That’s not a word that’s ever been a favorite of Americans, an impatient people by nature, and it’s certainly not a word for these times, when social devices have helped whittle our attention span to something akin to a gnat’s.

But it’s a word we need to embrace in the midst of the COVID-19 pandemic.

Patience is wearing thin among some people who have been hunkered down going on weeks. Local and state leaders were quick to respond to COVID-19, as were business leaders at Harrah’s, the Jackson County TDA and Chamber of Commerce, Western Carolina University and Southwestern Community College. Calls for staying home and staying apart came far earlier here than in neighboring states like South Carolina, Georgia and Tennessee.

So, folks stayed at home and waited for the virus to break on our town like a tidal wave. It hasn’t happened so far, and it’s easy to understand some people are getting antsy after staying cooped up while a gorgeous spring is breaking around them.

Couple of points here.

One, the aforementioned two points – quick action and the lack of a large outbreak to date – are very likely connected at the hip.

Two, we’re not seeing the light at the end of the tunnel. We might not even be to the start of the tunnel.

Good news on that front came Monday when University of Washington health researchers lowered their predictions of projected deaths from COVID-19 in North Carolina from their April 2 estimate of 1,500 to 500. Those researchers now predict the pandemic will peak in N.C. April 15 at 30 deaths a day. Additionally, predictions of a shortage of intensive care beds here have also been revised.
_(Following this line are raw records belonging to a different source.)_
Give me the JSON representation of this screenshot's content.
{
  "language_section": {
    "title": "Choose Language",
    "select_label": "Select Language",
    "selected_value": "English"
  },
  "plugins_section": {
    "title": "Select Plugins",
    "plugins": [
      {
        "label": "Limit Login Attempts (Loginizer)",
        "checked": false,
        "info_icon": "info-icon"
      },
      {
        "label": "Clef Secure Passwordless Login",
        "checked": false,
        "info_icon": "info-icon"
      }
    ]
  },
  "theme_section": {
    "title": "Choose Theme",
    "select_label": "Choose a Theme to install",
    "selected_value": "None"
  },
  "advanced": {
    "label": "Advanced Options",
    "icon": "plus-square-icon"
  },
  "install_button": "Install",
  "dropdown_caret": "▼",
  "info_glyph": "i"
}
The bad news is that many other areas of the South are looking like blossoming hot spots for the outbreak.

So, we’re not out of the woods, and we can’t let out guard down. Kudos to leaders who have produced quick action, and kudos to every person out there making masks, shopping for elderly neighbors or keeping their kids from going stir crazy.

To the former group, we offer thanks. But they can only do so much, so to the latter group, we say, keep it up. When you get up tomorrow, go look in the mirror. The person looking back is the person who’s going to save themselves, the person down the street and the person around the block.

Steps to keep yourself safe, and your neighbors safe, look like they’re paying off.

But we’ve got a way to go.